> Work instructions
Please say how many lines in the material include the string "image", and nothing else.

> Data provided
■ ■ ■ ■ ■

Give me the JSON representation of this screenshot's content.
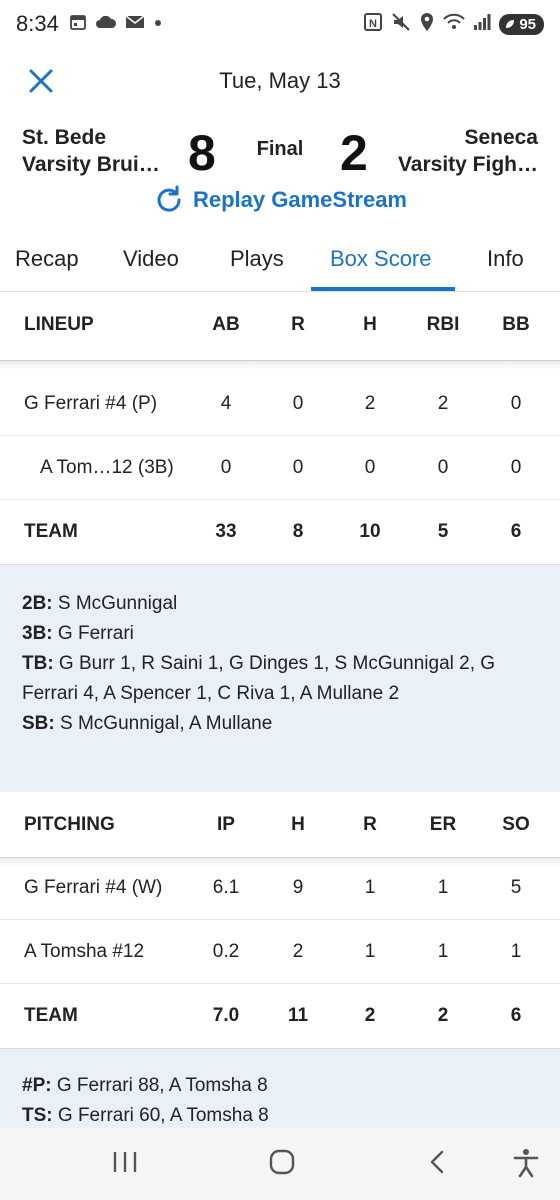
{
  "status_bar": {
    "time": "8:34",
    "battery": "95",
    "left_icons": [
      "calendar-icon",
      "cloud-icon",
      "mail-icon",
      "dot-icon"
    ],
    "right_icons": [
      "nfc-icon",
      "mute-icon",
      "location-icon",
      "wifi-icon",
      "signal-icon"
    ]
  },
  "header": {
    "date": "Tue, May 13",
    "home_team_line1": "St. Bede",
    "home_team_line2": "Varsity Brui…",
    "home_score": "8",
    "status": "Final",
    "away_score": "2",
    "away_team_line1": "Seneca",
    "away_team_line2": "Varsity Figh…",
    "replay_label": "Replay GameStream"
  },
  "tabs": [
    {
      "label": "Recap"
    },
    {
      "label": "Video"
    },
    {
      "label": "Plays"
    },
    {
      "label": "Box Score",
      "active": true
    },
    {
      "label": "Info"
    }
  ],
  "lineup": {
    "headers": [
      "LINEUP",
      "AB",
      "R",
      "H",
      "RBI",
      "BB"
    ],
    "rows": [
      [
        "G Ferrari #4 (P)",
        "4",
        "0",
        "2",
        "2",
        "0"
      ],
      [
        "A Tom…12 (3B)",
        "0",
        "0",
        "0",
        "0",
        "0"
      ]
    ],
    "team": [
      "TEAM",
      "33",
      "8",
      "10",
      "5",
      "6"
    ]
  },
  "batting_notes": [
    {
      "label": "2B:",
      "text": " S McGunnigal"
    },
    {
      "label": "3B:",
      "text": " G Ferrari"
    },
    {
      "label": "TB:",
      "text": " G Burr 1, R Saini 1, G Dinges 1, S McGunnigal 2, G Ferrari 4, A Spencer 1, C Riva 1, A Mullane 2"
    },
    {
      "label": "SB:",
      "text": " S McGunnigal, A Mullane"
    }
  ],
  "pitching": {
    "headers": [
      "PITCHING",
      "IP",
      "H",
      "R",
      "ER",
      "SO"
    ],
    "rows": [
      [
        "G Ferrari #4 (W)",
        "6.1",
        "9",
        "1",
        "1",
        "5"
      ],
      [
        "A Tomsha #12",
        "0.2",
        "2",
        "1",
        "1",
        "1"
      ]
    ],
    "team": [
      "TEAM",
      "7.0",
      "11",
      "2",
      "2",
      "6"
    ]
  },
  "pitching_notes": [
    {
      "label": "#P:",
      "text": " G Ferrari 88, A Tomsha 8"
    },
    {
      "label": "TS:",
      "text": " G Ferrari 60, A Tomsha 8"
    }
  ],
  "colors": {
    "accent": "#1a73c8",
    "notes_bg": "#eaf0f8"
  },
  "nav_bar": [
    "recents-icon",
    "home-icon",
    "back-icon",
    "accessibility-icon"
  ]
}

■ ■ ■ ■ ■

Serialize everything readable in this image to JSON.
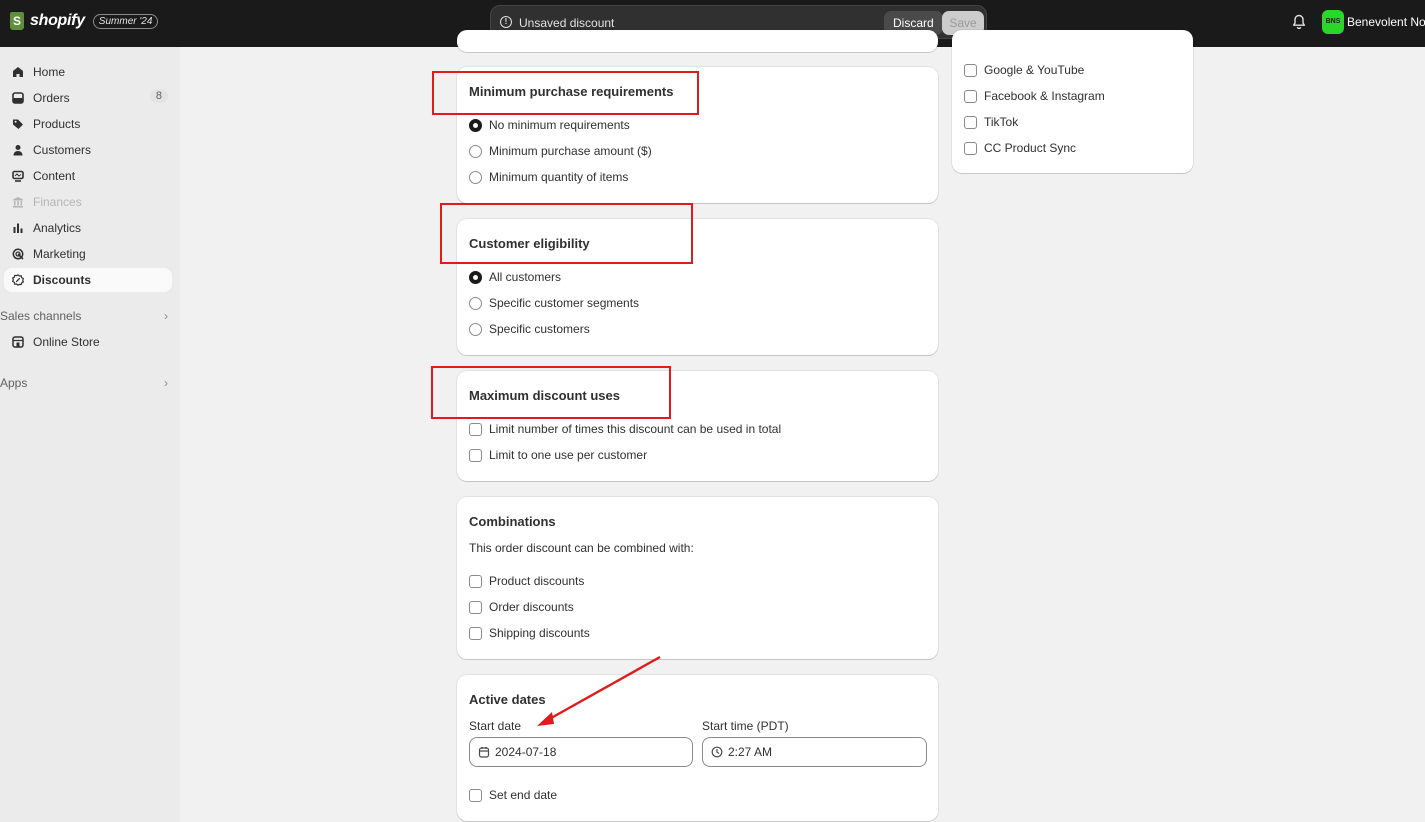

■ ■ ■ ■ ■

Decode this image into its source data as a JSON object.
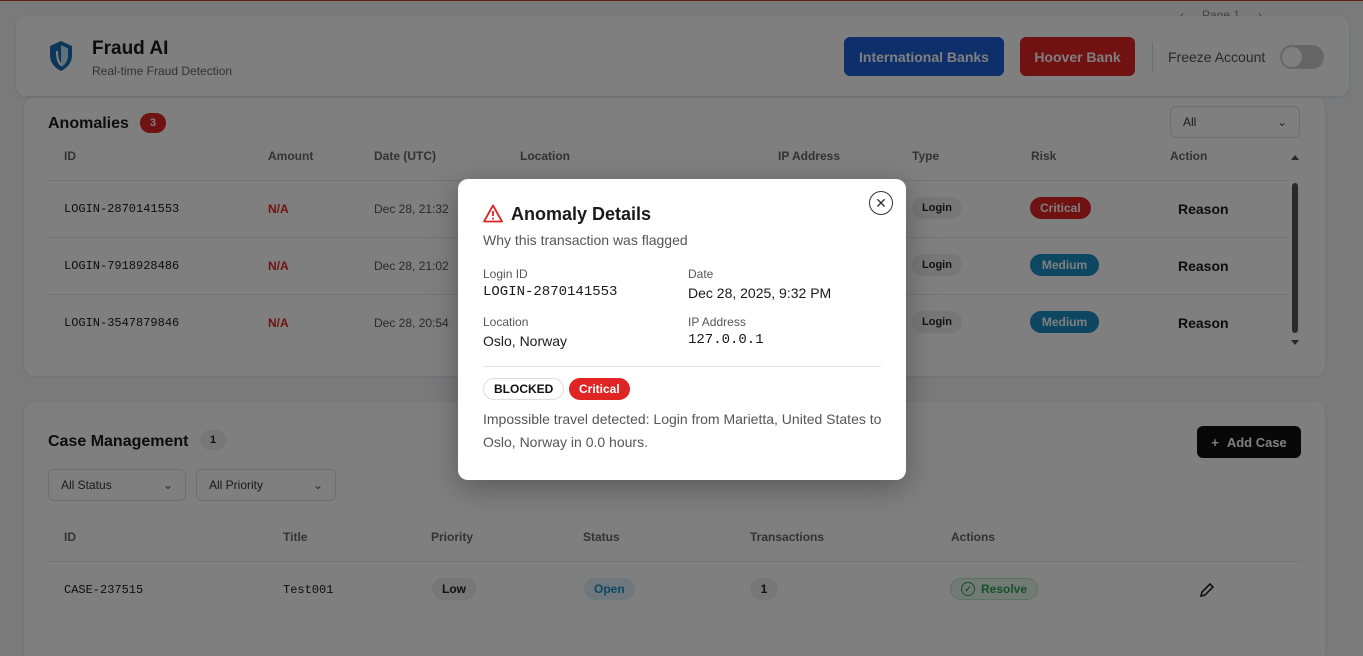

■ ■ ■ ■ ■

> Your response
2